Go to navigation Go to content

I ask a question on cross-examination.
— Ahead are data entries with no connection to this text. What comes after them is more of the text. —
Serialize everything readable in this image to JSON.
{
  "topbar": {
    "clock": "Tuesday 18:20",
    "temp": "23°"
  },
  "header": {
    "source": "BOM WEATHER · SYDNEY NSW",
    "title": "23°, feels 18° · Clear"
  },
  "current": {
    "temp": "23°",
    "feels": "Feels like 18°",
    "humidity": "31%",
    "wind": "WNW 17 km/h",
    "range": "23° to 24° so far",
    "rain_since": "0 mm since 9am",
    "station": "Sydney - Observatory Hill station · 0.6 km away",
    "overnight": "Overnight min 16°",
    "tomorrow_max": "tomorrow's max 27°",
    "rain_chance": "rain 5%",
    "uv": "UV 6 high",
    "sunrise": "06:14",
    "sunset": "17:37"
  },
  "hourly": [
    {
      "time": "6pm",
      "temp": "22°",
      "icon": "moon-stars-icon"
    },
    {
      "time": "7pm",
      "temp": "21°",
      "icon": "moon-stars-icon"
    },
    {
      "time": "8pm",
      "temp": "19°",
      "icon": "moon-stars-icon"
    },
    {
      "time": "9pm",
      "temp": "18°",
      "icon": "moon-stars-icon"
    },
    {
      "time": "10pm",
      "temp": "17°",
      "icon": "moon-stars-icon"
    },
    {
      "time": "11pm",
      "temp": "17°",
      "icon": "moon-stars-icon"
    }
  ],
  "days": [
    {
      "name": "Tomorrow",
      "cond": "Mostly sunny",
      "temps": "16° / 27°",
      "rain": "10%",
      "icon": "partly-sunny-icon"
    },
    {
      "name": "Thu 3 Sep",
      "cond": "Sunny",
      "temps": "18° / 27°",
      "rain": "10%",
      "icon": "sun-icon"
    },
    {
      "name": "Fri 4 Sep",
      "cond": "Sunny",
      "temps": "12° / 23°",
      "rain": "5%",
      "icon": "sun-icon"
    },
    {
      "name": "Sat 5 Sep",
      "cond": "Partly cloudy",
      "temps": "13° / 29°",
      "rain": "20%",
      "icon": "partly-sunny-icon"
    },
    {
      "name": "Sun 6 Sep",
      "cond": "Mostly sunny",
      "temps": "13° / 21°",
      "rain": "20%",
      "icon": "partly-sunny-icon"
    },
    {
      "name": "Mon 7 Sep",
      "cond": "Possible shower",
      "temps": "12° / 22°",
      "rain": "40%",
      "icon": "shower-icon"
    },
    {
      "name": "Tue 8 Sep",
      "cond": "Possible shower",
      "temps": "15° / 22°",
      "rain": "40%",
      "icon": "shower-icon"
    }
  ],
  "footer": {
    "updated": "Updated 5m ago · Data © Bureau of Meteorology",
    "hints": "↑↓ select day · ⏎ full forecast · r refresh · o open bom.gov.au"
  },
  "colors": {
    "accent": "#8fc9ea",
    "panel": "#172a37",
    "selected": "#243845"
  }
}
The defense lawyer yells "Objection!" The judge says strike the question and the answer from the record.

It's a medical malpractice trial.

Here in New York.

The defense's medical expert is on the witness stand being cross examined.

The defense refuses to acknowledge that the doctor they represent did anything wrong.

They argue that the doctor's action did not cause or contribute to your injury.

They also argue that your injuries are not  serious or permanent.

During the course of my cross-examination, there will be instances where the defense attorney will jump up out of his seat and yell out “OBJECTION!”

Once he makes an objection, he must tell the judge concisely why he is objecting.

Is he objecting to the way I asked my question?

Is he objecting to the topic I'm asking about?

Is he objecting because the judge has already made a previous ruling and said I cannot ask such a question?

There are many reasons why an attorney would make an objection.

The judge then has to immediately evaluate whether or not the attorney is arguing is correct.

If the judge agrees with the defense lawyer's objection, he will tell me that the objection is sustained. 

That means I should not be asking that question. 

It also means the witness it not to answer my improper question.

What happens though if the witness has immediately answered my question before waiting for the judge's ruling?

What happens if the witness answers before hearing the objection?

If the jury hears the answer and the judge decides they never should have heard the question or answer the question, what happens next?

To learn more, I invite you to watch the quick video below...